**Dataset rows for apps and sites:**
-------------------------

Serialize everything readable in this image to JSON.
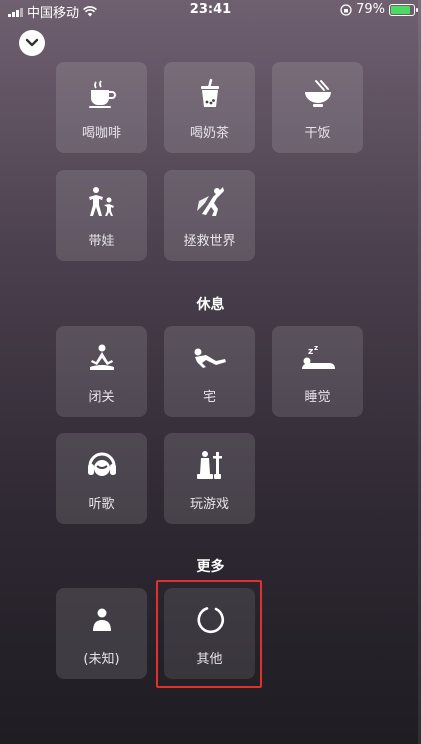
{
  "status_bar": {
    "carrier": "中国移动",
    "time": "23:41",
    "battery_percent": "79%",
    "battery_level": 0.79,
    "colors": {
      "battery_fill": "#4cd964"
    }
  },
  "collapse_icon": "chevron-down-icon",
  "activities": {
    "items": [
      {
        "label": "喝咖啡",
        "icon": "coffee-cup-icon"
      },
      {
        "label": "喝奶茶",
        "icon": "bubble-tea-icon"
      },
      {
        "label": "干饭",
        "icon": "rice-bowl-icon"
      },
      {
        "label": "带娃",
        "icon": "parent-child-icon"
      },
      {
        "label": "拯救世界",
        "icon": "superhero-icon"
      }
    ]
  },
  "rest": {
    "title": "休息",
    "items": [
      {
        "label": "闭关",
        "icon": "meditation-icon"
      },
      {
        "label": "宅",
        "icon": "lying-down-icon"
      },
      {
        "label": "睡觉",
        "icon": "sleeping-icon"
      },
      {
        "label": "听歌",
        "icon": "headphones-icon"
      },
      {
        "label": "玩游戏",
        "icon": "chess-icon"
      }
    ]
  },
  "more": {
    "title": "更多",
    "items": [
      {
        "label": "(未知)",
        "icon": "unknown-person-icon"
      },
      {
        "label": "其他",
        "icon": "circle-other-icon"
      }
    ]
  },
  "highlight_color": "#e0312b"
}
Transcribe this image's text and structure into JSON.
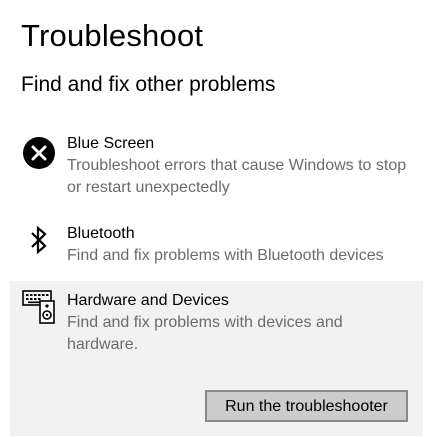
{
  "page": {
    "title": "Troubleshoot",
    "section_title": "Find and fix other problems"
  },
  "items": [
    {
      "icon": "error-circle-icon",
      "name": "Blue Screen",
      "description": "Troubleshoot errors that cause Windows to stop or restart unexpectedly"
    },
    {
      "icon": "bluetooth-icon",
      "name": "Bluetooth",
      "description": "Find and fix problems with Bluetooth devices"
    },
    {
      "icon": "hardware-devices-icon",
      "name": "Hardware and Devices",
      "description": "Find and fix problems with devices and hardware.",
      "selected": true,
      "button_label": "Run the troubleshooter"
    }
  ],
  "colors": {
    "selected_background": "#f2f2f2",
    "description_text": "#6b6b6b",
    "button_background": "#cccccc",
    "button_border": "#8a8a8a"
  }
}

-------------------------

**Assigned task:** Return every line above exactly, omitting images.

**Solution to the exercise:**
Serialize everything readable in this image to JSON.
{
  "status_bar": {
    "carrier": "中国移动",
    "time": "23:41",
    "battery_percent": "79%",
    "battery_level": 0.79,
    "colors": {
      "battery_fill": "#4cd964"
    }
  },
  "collapse_icon": "chevron-down-icon",
  "activities": {
    "items": [
      {
        "label": "喝咖啡",
        "icon": "coffee-cup-icon"
      },
      {
        "label": "喝奶茶",
        "icon": "bubble-tea-icon"
      },
      {
        "label": "干饭",
        "icon": "rice-bowl-icon"
      },
      {
        "label": "带娃",
        "icon": "parent-child-icon"
      },
      {
        "label": "拯救世界",
        "icon": "superhero-icon"
      }
    ]
  },
  "rest": {
    "title": "休息",
    "items": [
      {
        "label": "闭关",
        "icon": "meditation-icon"
      },
      {
        "label": "宅",
        "icon": "lying-down-icon"
      },
      {
        "label": "睡觉",
        "icon": "sleeping-icon"
      },
      {
        "label": "听歌",
        "icon": "headphones-icon"
      },
      {
        "label": "玩游戏",
        "icon": "chess-icon"
      }
    ]
  },
  "more": {
    "title": "更多",
    "items": [
      {
        "label": "(未知)",
        "icon": "unknown-person-icon"
      },
      {
        "label": "其他",
        "icon": "circle-other-icon"
      }
    ]
  },
  "highlight_color": "#e0312b"
}
Transcribe this image's text and structure into JSON.
{
  "page": {
    "title": "Troubleshoot",
    "section_title": "Find and fix other problems"
  },
  "items": [
    {
      "icon": "error-circle-icon",
      "name": "Blue Screen",
      "description": "Troubleshoot errors that cause Windows to stop or restart unexpectedly"
    },
    {
      "icon": "bluetooth-icon",
      "name": "Bluetooth",
      "description": "Find and fix problems with Bluetooth devices"
    },
    {
      "icon": "hardware-devices-icon",
      "name": "Hardware and Devices",
      "description": "Find and fix problems with devices and hardware.",
      "selected": true,
      "button_label": "Run the troubleshooter"
    }
  ],
  "colors": {
    "selected_background": "#f2f2f2",
    "description_text": "#6b6b6b",
    "button_background": "#cccccc",
    "button_border": "#8a8a8a"
  }
}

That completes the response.